02/19/2014 02:13 pm ET Updated Apr 21, 2014

Skiing as a Counterterrorism Policy

With the Olympic Winter Games underway in Sochi, Russia, both winter sports and terrorism have been on people's minds. Alpine skiing is usually mainly about schussing through beautiful mountain scenery -- a pristine and safe recreational experience. But, just as land reform has been viewed as a counterinsurgency policy, I will discuss how skiing can similarly be considered as a counter-terrorism policy and how skiing has further even been the target of terrorism (perhaps those "skiing is a dangerous sport" warnings on my lift tickets were right?). Indeed, as confirmed by the headline, "Russia Backs Resorts to Stem Terrorism," these Olympics are an explicit peace-building ploy.

Terrorism is the last thing most vacationers want to think about, but nerves have been rattled since Sochi is near the unstable Caucasus region. According to recent news reports, there are increasing worries of potential terrorist attacks and female "Black Widow" suicide bombers emanating from neighboring Dagestan or Chechnya. Islamist rebels have vowed "maximum force" while the Russian government has bolstered its security plan. Beyond Russia, skiing and terrorism have also intersected in some of the main conflict hotspots of the past decade, including Pakistan, the Kashmir region in India, Afghanistan, and Nepal (where trekking was interrupted by the Maoist insurgency in the 2000s).

There are several possible causal mechanisms linking skiing and terrorism. Below I outline some of both the positive and negative associations:

The Positive: Effects of skiing on terrorism

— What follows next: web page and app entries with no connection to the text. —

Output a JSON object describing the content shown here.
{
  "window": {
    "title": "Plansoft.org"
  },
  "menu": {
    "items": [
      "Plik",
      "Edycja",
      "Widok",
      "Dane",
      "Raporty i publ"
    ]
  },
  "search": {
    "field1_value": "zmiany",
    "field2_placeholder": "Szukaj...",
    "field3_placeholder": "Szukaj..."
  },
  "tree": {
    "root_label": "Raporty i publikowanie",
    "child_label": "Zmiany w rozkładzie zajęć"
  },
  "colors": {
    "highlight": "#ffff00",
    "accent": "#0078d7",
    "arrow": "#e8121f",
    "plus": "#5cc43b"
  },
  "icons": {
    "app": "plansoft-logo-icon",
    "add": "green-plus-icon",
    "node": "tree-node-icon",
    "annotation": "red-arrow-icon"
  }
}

  • Skiing brings development. The arrival of the ski industry can contribute increased employment and infrastructure in poor, rural mountainous areas. Take the Swat Valley in Pakistan: although the Taliban overran Swat in 2007, there is now hope that the reopening of the ski school will spur employment and tourism and prevent future threats.
  • Skiing brings state presence. As skiing infrastructure is built and tourists come, there is also the potential for state presence to be strengthened, including the provision of security and government services. Indeed, at the moment the Russian government is swarming Sochi with security forces.
  • Skiing empowers and builds cohesion. According to the avalanche of new studies in the budding sports and peacebuilding literature, shared athletic activities can foster empowerment and cooperation, and can serve as a symbol of normality and freedom. At least these Afghan villagers seemed to be enjoying themselves while sliding!

The Negative: How skiing attracts terrorism

  • The best skiing is on "rough terrain." Unless you're on a bunny hill, skiing happens in mountainous and rough terrain, which we know (if we know anything) is correlated with insurgency. Especially in weak states, rough terrain affords rebels and terrorists a chance to hide from government forces. Think about it: It's no coincidence that just about every time super spy James Bond goes skiing bad guys seem to appear out of nowhere and start shooting at him. Strong states, such as the U.S., can train elite skiing army units like the famed 10th Mountain Division. Weak states cannot.
  • Ski resorts present indefensible targets. The placement of ski resorts is non-random. Often, they are near wealthy, urban populations and far from insecurity. However, in isolated regions where government institutions are weak they can present indefensible targets. Skiing therefore faces the same risks as other forms of valuable infrastructure investments, such as those used in extractive industries (oil pipelines and mines, etc.), which are frequently targets of attack in conflict zones.
  • Skiing alters development. As a form of development in a pristine environment, on-piste skiing alters the natural environment as lodges are built and populations grow. As a form of gentrification, it can also clash with local customs and development cycles and spawn grievances. In the U.S., one can look to the eco-terrorists that burned down the Two Elk Lodge on Vail Mountain as but one example of backlash to development.

There are several implications of this analysis of skiing and terrorism for the Olympics in Sochi. A key one is the risk stemming from rough terrain. Hopefully Deputy Prime Minister Dmitri Kozak was right when he said, "It is an illusion that there is more access to Sochi for terrorists. Sochi is isolated from the rest of the Caucasus -- Chechnya and other such regions -- by mountains that are not easily passable."

Sochi's relative isolation combined with Russian deployment of counter-terrorist resources may provide some reassurance. Yet, the "rough terrain" fears are not totally unfounded as two years ago, in 2011, 4 skiers were attacked and killed (plus a gondola destroyed) by terrorists at Mt. Elbrus, inland from Sochi. So, perhaps the geographic fortification might not quite be what it has been made out to be. Further, if the neighboring hotspot regions are as isolated from Sochi as Kozak implies, it is unlikely the Sochi games will have the positive development spillovers that planners had hoped for them.

Overall, skiing, like other forms of tourism, offers potential for developing areas with few other resources. But unless it is accompanied by sufficient state capacity and transportation links (and is sensitive to local conditions), it can also create opportunities for terrorism. This topic definitely merits future additional research, including extended field studies in regions with high vertical drops and fresh powder.